A group of University of Illinois researchers released a study this week that found 48% of people will plug an unknown USB drive into their computer.
To test whether hackers could use booby-trapped USBs to gain network access, last year the researchers dropped 297 USB sticks on the school’s Urbana-Champaign campus.
Of those who picked up the drives, 135 people actually opened some of the device’s files.
Educating mobile workers about the dangers of threats like unsecured Wi-Fi hotspots and visual hacking is critical to protecting the enterprise. Hackers can exploit small vulnerabilities, potentially allowing for access into enterprise systems just because of one user’s lacking security measures. And opening a unknown drive could give a hacker unfettered network access or cause a rash of malware to spread through a network.
The university researchers left an HTML file on the drives that contained an image, which allowed the researchers to determine when the file was opened. The HTML file also contained a survey asking people why they had picked up the drive and opened the files inside.
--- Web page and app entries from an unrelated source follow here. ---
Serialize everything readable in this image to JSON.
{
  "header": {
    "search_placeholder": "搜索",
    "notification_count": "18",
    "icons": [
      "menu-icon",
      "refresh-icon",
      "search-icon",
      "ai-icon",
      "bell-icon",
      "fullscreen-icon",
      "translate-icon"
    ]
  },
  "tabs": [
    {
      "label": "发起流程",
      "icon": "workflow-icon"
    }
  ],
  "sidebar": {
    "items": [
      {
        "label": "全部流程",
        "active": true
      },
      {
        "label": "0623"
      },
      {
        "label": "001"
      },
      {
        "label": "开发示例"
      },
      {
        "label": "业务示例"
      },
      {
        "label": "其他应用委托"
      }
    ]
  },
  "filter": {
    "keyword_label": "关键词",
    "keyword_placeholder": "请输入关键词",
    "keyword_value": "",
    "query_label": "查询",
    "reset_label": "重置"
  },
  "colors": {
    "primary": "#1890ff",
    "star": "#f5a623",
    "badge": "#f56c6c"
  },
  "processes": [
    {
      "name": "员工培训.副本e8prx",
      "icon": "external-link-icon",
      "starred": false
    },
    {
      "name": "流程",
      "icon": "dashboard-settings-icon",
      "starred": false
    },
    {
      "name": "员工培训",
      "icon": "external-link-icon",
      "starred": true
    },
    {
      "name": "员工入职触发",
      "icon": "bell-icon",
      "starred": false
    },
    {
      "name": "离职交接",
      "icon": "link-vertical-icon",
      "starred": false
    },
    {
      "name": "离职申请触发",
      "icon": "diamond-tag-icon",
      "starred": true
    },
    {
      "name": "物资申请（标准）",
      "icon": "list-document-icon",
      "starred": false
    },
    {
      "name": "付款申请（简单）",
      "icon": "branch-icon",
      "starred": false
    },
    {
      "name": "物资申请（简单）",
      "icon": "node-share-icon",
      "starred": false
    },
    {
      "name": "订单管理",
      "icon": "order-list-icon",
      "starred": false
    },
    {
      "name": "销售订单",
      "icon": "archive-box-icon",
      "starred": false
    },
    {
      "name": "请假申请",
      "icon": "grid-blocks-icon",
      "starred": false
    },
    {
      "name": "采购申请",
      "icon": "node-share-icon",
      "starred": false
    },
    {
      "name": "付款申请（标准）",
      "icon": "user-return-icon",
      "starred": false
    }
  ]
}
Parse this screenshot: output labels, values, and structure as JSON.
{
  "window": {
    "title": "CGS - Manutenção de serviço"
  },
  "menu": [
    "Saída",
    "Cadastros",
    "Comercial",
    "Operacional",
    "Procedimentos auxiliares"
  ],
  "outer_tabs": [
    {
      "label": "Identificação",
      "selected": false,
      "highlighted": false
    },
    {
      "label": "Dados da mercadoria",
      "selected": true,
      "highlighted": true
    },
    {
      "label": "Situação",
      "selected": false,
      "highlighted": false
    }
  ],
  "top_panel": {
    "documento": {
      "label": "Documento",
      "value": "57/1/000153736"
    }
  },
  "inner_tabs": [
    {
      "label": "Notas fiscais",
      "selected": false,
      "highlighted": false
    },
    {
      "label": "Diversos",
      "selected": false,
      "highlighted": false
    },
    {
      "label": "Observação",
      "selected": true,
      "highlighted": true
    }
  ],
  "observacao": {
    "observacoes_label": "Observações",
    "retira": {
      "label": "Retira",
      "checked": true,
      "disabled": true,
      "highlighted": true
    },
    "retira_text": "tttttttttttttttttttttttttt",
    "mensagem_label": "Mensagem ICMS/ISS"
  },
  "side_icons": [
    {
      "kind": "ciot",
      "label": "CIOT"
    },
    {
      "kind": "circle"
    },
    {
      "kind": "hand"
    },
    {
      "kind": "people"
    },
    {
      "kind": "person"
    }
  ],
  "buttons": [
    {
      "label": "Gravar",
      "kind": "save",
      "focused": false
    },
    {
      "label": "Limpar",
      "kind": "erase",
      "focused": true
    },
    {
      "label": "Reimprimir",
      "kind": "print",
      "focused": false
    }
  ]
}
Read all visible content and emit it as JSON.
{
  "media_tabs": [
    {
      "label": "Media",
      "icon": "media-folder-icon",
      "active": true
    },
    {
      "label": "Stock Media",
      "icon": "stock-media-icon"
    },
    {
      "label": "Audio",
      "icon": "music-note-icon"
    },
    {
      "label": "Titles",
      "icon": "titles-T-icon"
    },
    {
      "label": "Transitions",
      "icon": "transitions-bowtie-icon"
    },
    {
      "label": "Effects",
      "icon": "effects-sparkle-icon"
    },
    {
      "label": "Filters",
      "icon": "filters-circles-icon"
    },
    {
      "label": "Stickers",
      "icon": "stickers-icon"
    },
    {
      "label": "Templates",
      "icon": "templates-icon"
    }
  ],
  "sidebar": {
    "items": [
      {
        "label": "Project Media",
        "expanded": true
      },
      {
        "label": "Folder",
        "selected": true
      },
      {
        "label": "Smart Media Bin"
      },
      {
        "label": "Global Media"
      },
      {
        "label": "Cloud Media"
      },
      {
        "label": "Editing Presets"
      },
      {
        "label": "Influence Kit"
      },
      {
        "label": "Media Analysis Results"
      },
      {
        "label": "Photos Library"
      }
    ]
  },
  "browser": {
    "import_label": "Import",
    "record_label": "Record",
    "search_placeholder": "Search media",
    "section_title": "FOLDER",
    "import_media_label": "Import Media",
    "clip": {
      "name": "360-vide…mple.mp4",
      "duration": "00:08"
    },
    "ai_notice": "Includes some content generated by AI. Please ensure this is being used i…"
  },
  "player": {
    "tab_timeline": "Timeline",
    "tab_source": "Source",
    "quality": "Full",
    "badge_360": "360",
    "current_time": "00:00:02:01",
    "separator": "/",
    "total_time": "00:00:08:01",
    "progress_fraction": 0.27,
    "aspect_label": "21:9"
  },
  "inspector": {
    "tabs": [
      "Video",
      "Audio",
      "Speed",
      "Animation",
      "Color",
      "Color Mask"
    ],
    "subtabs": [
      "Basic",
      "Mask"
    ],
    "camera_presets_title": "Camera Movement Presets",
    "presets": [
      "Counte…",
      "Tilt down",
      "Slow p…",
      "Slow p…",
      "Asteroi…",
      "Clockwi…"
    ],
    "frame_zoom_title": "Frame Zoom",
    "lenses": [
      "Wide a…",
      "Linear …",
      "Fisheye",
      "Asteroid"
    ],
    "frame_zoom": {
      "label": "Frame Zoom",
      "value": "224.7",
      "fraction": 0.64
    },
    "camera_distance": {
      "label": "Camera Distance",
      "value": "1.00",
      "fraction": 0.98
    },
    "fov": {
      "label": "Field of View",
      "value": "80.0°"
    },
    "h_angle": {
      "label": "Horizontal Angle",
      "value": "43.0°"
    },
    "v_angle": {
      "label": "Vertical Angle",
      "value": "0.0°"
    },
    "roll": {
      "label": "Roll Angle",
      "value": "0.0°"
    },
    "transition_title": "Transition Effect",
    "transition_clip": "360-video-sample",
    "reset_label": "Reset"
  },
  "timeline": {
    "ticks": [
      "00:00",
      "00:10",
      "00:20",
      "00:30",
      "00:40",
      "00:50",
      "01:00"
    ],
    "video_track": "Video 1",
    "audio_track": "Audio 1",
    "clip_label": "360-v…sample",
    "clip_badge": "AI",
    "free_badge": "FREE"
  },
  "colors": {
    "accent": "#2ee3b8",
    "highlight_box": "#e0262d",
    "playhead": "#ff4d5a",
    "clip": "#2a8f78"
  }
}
Very few people said they were concerned about their security and did not take precautions before opening the drive.
As far as the motivation for opening the mysterious drives, 68% of people said they plugged in the drive in an attempt to find the owners while another 18% said they did so out of curiosity.